▶ [TO DO] Could you please output only the lines from the one holding "Extract the structured" through the end of the listing below, exactly as written and without pictures?

▶ [DATA FOR REVIEW]
===

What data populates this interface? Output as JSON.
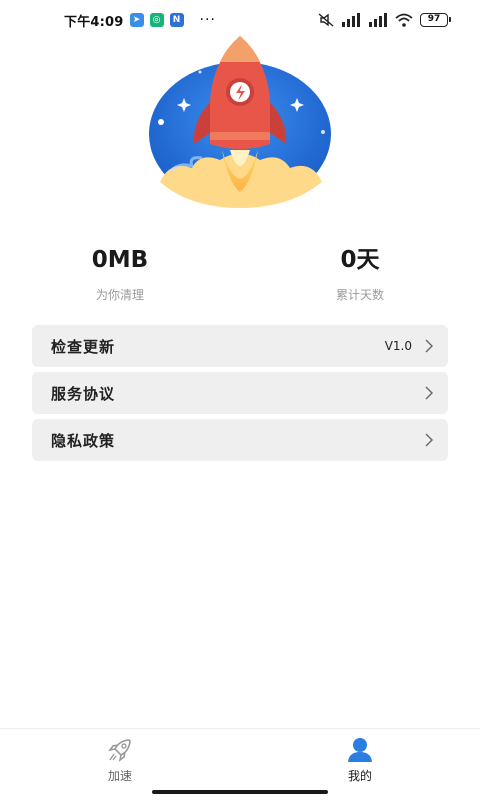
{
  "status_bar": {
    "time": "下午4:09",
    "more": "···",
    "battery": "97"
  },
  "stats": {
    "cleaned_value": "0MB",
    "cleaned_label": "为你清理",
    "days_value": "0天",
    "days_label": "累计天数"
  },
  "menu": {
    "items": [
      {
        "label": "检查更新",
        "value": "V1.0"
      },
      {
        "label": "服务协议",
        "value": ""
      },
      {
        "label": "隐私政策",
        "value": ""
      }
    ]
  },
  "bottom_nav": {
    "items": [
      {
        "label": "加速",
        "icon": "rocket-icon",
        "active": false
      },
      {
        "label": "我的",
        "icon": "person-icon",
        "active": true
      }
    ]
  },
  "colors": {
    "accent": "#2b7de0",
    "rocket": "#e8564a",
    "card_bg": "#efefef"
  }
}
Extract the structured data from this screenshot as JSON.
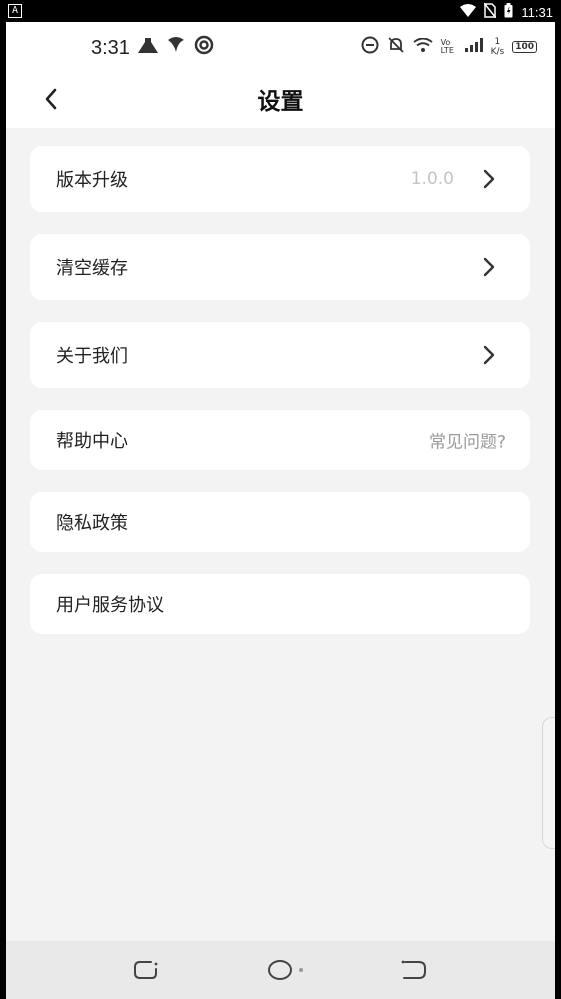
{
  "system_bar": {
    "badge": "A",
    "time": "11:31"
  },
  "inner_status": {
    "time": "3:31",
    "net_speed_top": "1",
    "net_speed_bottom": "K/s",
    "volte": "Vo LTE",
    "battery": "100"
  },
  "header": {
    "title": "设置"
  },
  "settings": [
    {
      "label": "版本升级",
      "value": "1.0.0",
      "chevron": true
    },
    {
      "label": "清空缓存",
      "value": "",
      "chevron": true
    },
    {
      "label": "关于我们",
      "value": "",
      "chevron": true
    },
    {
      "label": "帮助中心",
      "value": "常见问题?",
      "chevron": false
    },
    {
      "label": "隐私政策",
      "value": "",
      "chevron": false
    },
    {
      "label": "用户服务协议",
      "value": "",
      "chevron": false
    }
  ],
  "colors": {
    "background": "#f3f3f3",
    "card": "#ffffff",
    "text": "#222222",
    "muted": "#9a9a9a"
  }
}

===

▶ [PROBLEM SOLUTION]
Extract the structured data from this screenshot as JSON.
{
  "system_bar": {
    "badge": "A",
    "time": "11:31"
  },
  "inner_status": {
    "time": "3:31",
    "net_speed_top": "1",
    "net_speed_bottom": "K/s",
    "volte": "Vo LTE",
    "battery": "100"
  },
  "header": {
    "title": "设置"
  },
  "settings": [
    {
      "label": "版本升级",
      "value": "1.0.0",
      "chevron": true
    },
    {
      "label": "清空缓存",
      "value": "",
      "chevron": true
    },
    {
      "label": "关于我们",
      "value": "",
      "chevron": true
    },
    {
      "label": "帮助中心",
      "value": "常见问题?",
      "chevron": false
    },
    {
      "label": "隐私政策",
      "value": "",
      "chevron": false
    },
    {
      "label": "用户服务协议",
      "value": "",
      "chevron": false
    }
  ],
  "colors": {
    "background": "#f3f3f3",
    "card": "#ffffff",
    "text": "#222222",
    "muted": "#9a9a9a"
  }
}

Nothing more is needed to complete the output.